It appears Obama is painfully unaware that this statement is an admission that the platforms do in fact represent the public square and that their actions should be susceptible to the First Amendment.

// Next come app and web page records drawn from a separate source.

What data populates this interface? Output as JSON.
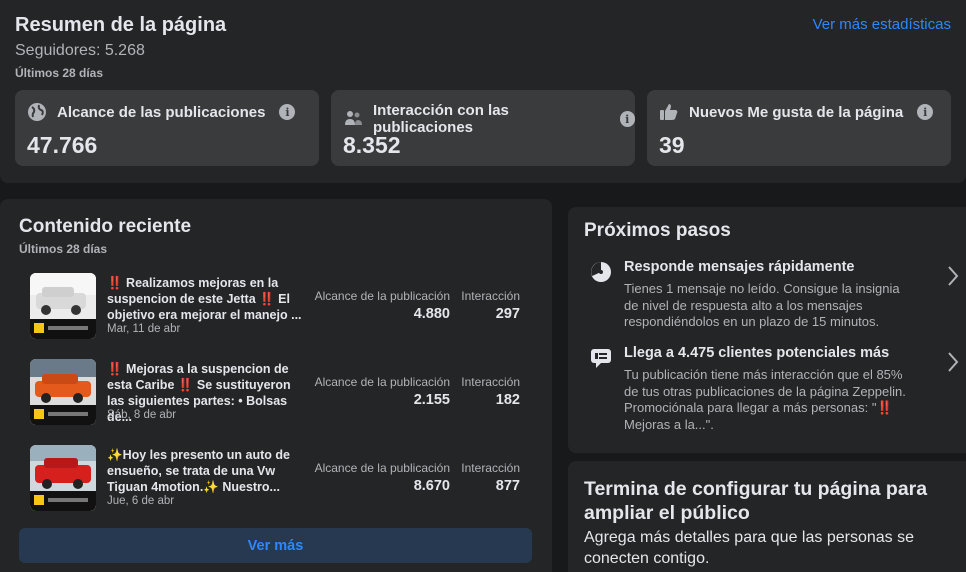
{
  "summary": {
    "title": "Resumen de la página",
    "followers": "Seguidores: 5.268",
    "period": "Últimos 28 días",
    "more_stats_link": "Ver más estadísticas",
    "stats": [
      {
        "label": "Alcance de las publicaciones",
        "value": "47.766",
        "icon": "globe-icon"
      },
      {
        "label": "Interacción con las publicaciones",
        "value": "8.352",
        "icon": "people-icon"
      },
      {
        "label": "Nuevos Me gusta de la página",
        "value": "39",
        "icon": "thumbs-up-icon"
      }
    ],
    "info_glyph": "i"
  },
  "recent": {
    "title": "Contenido reciente",
    "period": "Últimos 28 días",
    "reach_label": "Alcance de la publicación",
    "engagement_label": "Interacción",
    "posts": [
      {
        "text": "‼️ Realizamos mejoras en la suspencion de este Jetta ‼️ El objetivo era mejorar el manejo ...",
        "date": "Mar, 11 de abr",
        "reach": "4.880",
        "engagement": "297"
      },
      {
        "text": "‼️ Mejoras a la suspencion de esta Caribe ‼️ Se sustituyeron las siguientes partes: • Bolsas de...",
        "date": "Sáb, 8 de abr",
        "reach": "2.155",
        "engagement": "182"
      },
      {
        "text": "✨Hoy les presento un auto de ensueño, se trata de una Vw Tiguan 4motion.✨ Nuestro...",
        "date": "Jue, 6 de abr",
        "reach": "8.670",
        "engagement": "877"
      }
    ],
    "more_button": "Ver más"
  },
  "next_steps": {
    "title": "Próximos pasos",
    "items": [
      {
        "title": "Responde mensajes rápidamente",
        "desc": "Tienes 1 mensaje no leído. Consigue la insignia de nivel de respuesta alto a los mensajes respondiéndolos en un plazo de 15 minutos.",
        "icon": "response-clock-icon"
      },
      {
        "title": "Llega a 4.475 clientes potenciales más",
        "desc": "Tu publicación tiene más interacción que el 85% de tus otras publicaciones de la página Zeppelin. Promociónala para llegar a más personas: \"‼️ Mejoras a la...\".",
        "icon": "megaphone-icon"
      }
    ]
  },
  "setup": {
    "title": "Termina de configurar tu página para ampliar el público",
    "desc": "Agrega más detalles para que las personas se conecten contigo."
  },
  "colors": {
    "background": "#18191a",
    "card": "#242526",
    "stat_card": "#3a3b3c",
    "accent": "#2d88ff",
    "button_bg": "#263951",
    "text_primary": "#e4e6eb",
    "text_secondary": "#b0b3b8"
  }
}
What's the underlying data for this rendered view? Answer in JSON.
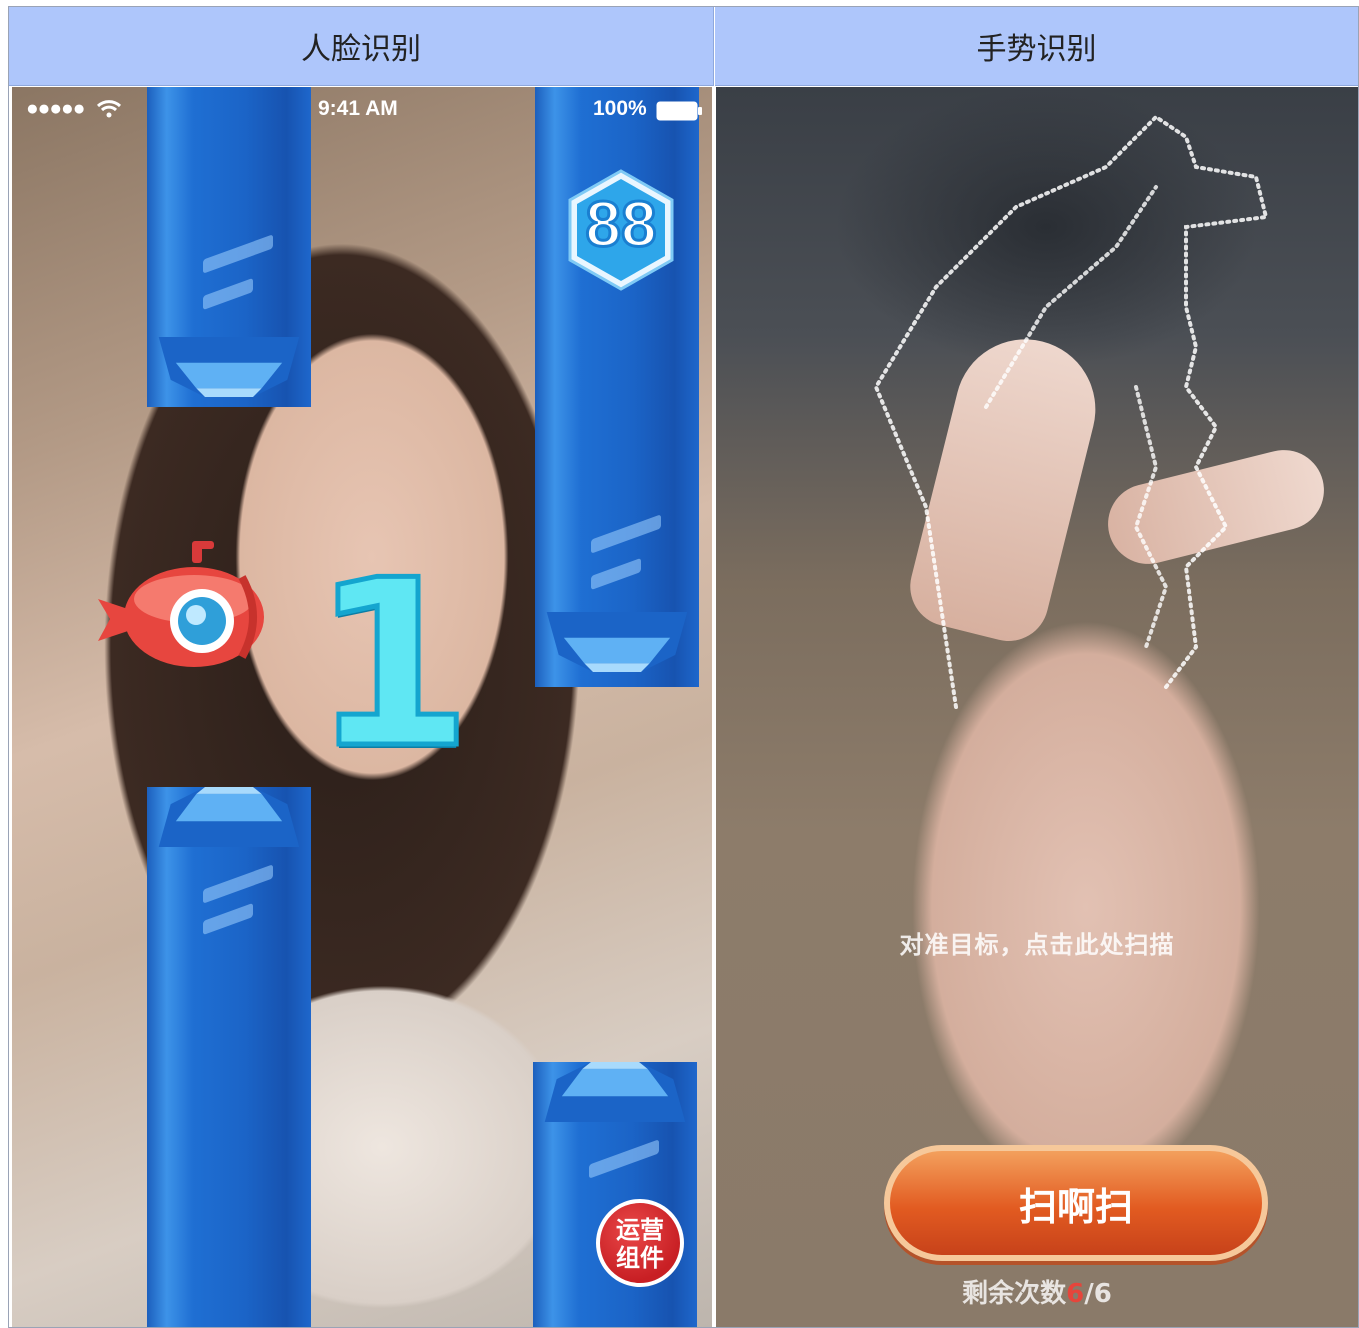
{
  "headers": {
    "left": "人脸识别",
    "right": "手势识别"
  },
  "face_game": {
    "status_bar": {
      "signal": "●●●●●",
      "time": "9:41 AM",
      "battery": "100%"
    },
    "score": "88",
    "countdown": "1",
    "ops_badge": {
      "line1": "运营",
      "line2": "组件"
    },
    "colors": {
      "pillar": "#1f6fd3",
      "countdown": "#5fe7f3",
      "badge": "#c81f24"
    }
  },
  "gesture": {
    "hint": "对准目标，点击此处扫描",
    "button_label": "扫啊扫",
    "remaining_label": "剩余次数",
    "remaining_count": "6",
    "remaining_total": "/6",
    "colors": {
      "button": "#e25b21",
      "count": "#e6453b"
    }
  }
}
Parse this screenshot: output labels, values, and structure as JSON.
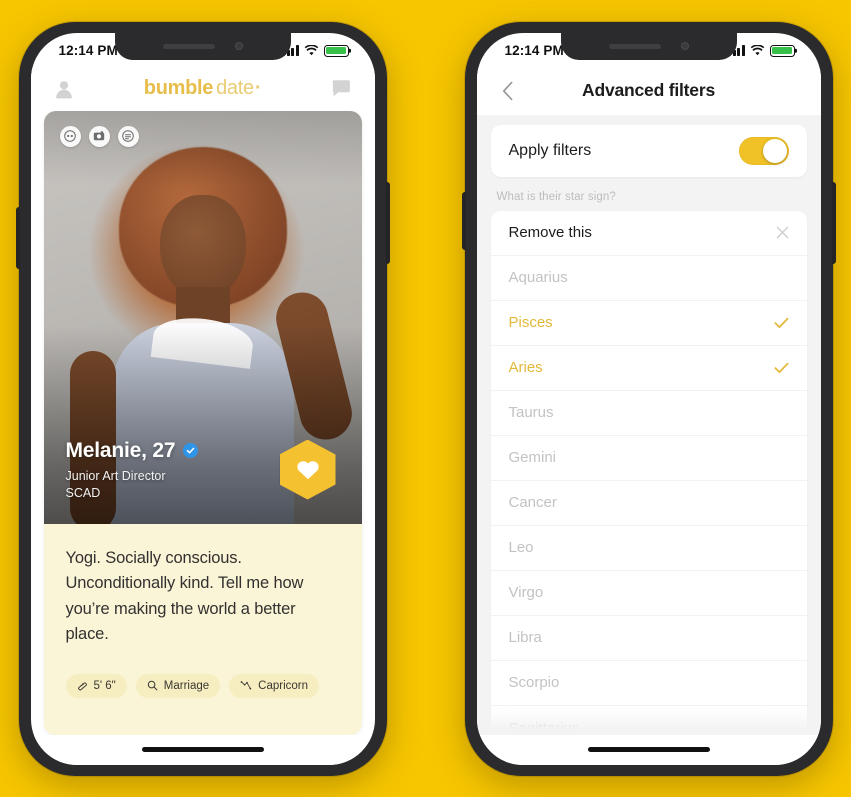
{
  "theme": {
    "background": "#F7C600",
    "brand_yellow": "#F0C227",
    "accent_yellow": "#E3B93C",
    "card_cream": "#FBF5D7",
    "tag_cream": "#F6EDC0",
    "verified_blue": "#2F95E8",
    "battery_green": "#37C14A"
  },
  "left_phone": {
    "status_bar": {
      "time": "12:14 PM",
      "signal_icon": "cellular-bars-icon",
      "wifi_icon": "wifi-icon",
      "battery_icon": "battery-full-icon"
    },
    "app_header": {
      "profile_icon": "person-icon",
      "brand_bold": "bumble",
      "brand_light": "date",
      "brand_dot": "·",
      "chat_icon": "chat-bubble-icon"
    },
    "card": {
      "media_chips": [
        {
          "icon": "voice-note-icon",
          "name": "voice-prompt-chip"
        },
        {
          "icon": "camera-icon",
          "name": "photo-chip"
        },
        {
          "icon": "text-prompt-icon",
          "name": "text-prompt-chip"
        }
      ],
      "profile": {
        "name_age": "Melanie, 27",
        "verified_icon": "verified-check-icon",
        "job_title": "Junior Art Director",
        "school": "SCAD"
      },
      "like_button": {
        "icon": "heart-icon",
        "shape": "hexagon",
        "label": "Like"
      },
      "bio": "Yogi. Socially conscious. Unconditionally kind. Tell me how you’re making the world a better place.",
      "tags": [
        {
          "icon": "ruler-icon",
          "label": "5' 6\""
        },
        {
          "icon": "search-icon",
          "label": "Marriage"
        },
        {
          "icon": "constellation-icon",
          "label": "Capricorn"
        }
      ]
    }
  },
  "right_phone": {
    "status_bar": {
      "time": "12:14 PM",
      "signal_icon": "cellular-bars-icon",
      "wifi_icon": "wifi-icon",
      "battery_icon": "battery-full-icon"
    },
    "nav": {
      "back_icon": "chevron-left-icon",
      "title": "Advanced filters"
    },
    "apply_filters": {
      "label": "Apply filters",
      "toggle_state": "on"
    },
    "section_question": "What is their star sign?",
    "rows": [
      {
        "label": "Remove this",
        "state": "action",
        "trailing_icon": "close-x-icon"
      },
      {
        "label": "Aquarius",
        "state": "default",
        "trailing_icon": ""
      },
      {
        "label": "Pisces",
        "state": "selected",
        "trailing_icon": "checkmark-icon"
      },
      {
        "label": "Aries",
        "state": "selected",
        "trailing_icon": "checkmark-icon"
      },
      {
        "label": "Taurus",
        "state": "default",
        "trailing_icon": ""
      },
      {
        "label": "Gemini",
        "state": "default",
        "trailing_icon": ""
      },
      {
        "label": "Cancer",
        "state": "default",
        "trailing_icon": ""
      },
      {
        "label": "Leo",
        "state": "default",
        "trailing_icon": ""
      },
      {
        "label": "Virgo",
        "state": "default",
        "trailing_icon": ""
      },
      {
        "label": "Libra",
        "state": "default",
        "trailing_icon": ""
      },
      {
        "label": "Scorpio",
        "state": "default",
        "trailing_icon": ""
      },
      {
        "label": "Sagittarius",
        "state": "default",
        "trailing_icon": ""
      }
    ]
  }
}
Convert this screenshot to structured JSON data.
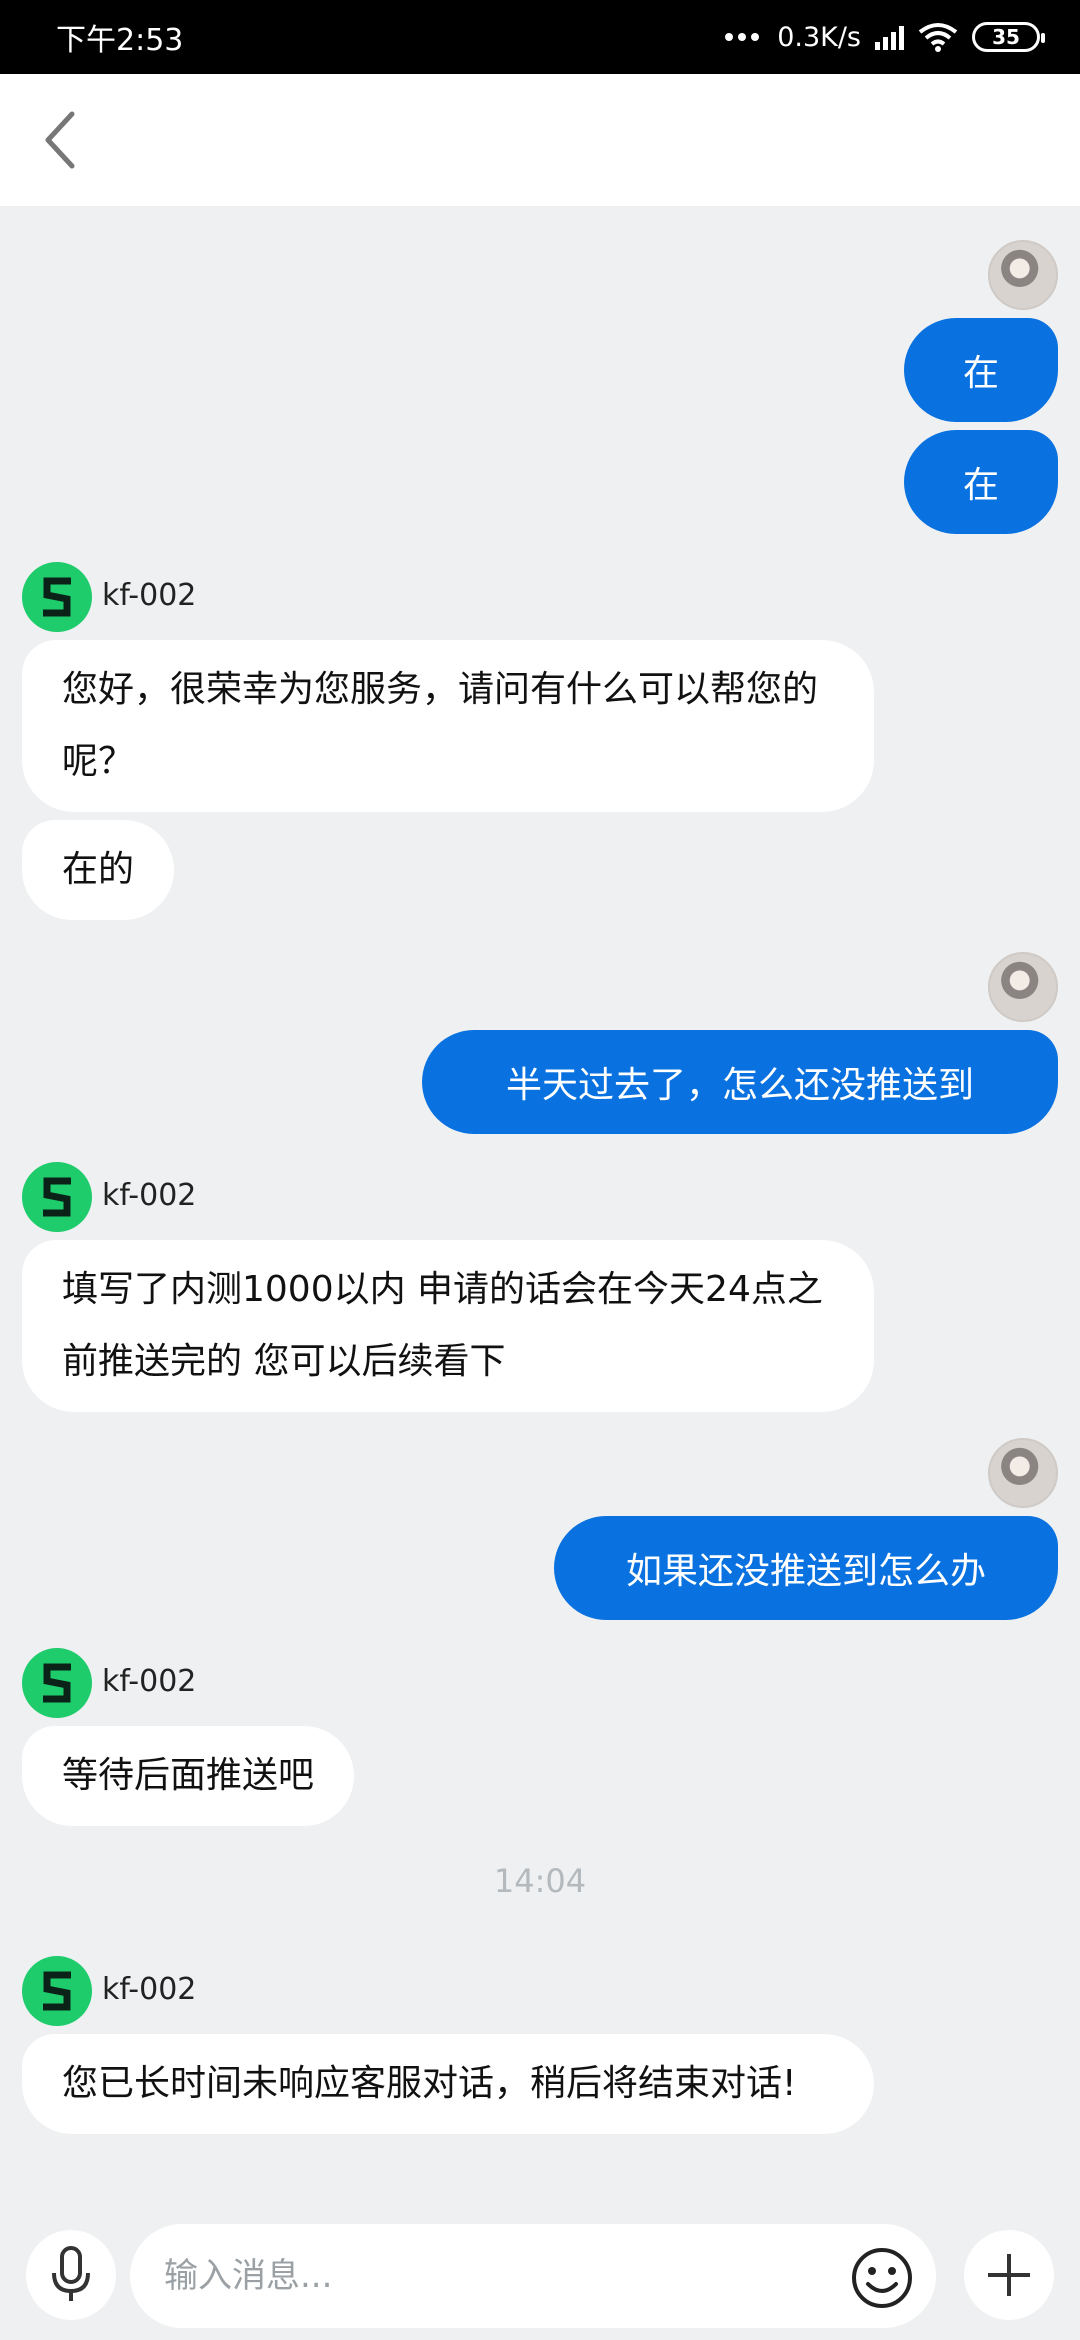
{
  "status_bar": {
    "time": "下午2:53",
    "speed": "0.3K/s",
    "battery": "35"
  },
  "nav": {
    "back_icon": "chevron-left-icon"
  },
  "messages": [
    {
      "from": "user",
      "text": "在"
    },
    {
      "from": "user",
      "text": "在"
    },
    {
      "from": "kf",
      "name": "kf-002",
      "text": "您好，很荣幸为您服务，请问有什么可以帮您的呢？"
    },
    {
      "from": "kf",
      "text": "在的"
    },
    {
      "from": "user",
      "text": "半天过去了，怎么还没推送到"
    },
    {
      "from": "kf",
      "name": "kf-002",
      "text": "填写了内测1000以内 申请的话会在今天24点之前推送完的 您可以后续看下"
    },
    {
      "from": "user",
      "text": "如果还没推送到怎么办"
    },
    {
      "from": "kf",
      "name": "kf-002",
      "text": "等待后面推送吧"
    },
    {
      "timestamp": "14:04"
    },
    {
      "from": "kf",
      "name": "kf-002",
      "text": "您已长时间未响应客服对话，稍后将结束对话!"
    }
  ],
  "input_bar": {
    "placeholder": "输入消息...",
    "mic_icon": "microphone-icon",
    "emoji_icon": "smiley-icon",
    "plus_icon": "plus-icon"
  },
  "colors": {
    "outgoing_bubble": "#0a72e0",
    "agent_avatar": "#1fcc6c",
    "chat_background": "#eef0f1"
  }
}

He cannot simultaneously call for more censorship, call himself a First Amendment absolutist and maintain the importance of the tech platform’s role in disseminating information.

Should the platforms be the main square in which information flows, then the democratic oversight he mentions should absolutely be guided by the First Amendment.

Time and time again, big tech censorship has proven itself to be too powerful and too often incorrect in its attempts to label posts as ‘disinformation.’ Often times information on the platforms with indisputable evidence will be suppressed or tagged with an ‘information is misleading’ or ‘this post has been fact-checked’ label.

The tech companies appear to be more willing to censor right-leaning individuals or publications over those on the other side of the aisle – a clear indication that the current information manipulation has little to do with fact and everything to do with narrative control.

Overall, it seems Barrack was just pandering to the crowd to make his censorship dreams appear more moderate, but as the past half-century has shown us if you give Democrats an inch on any policy, they’ll take a mile.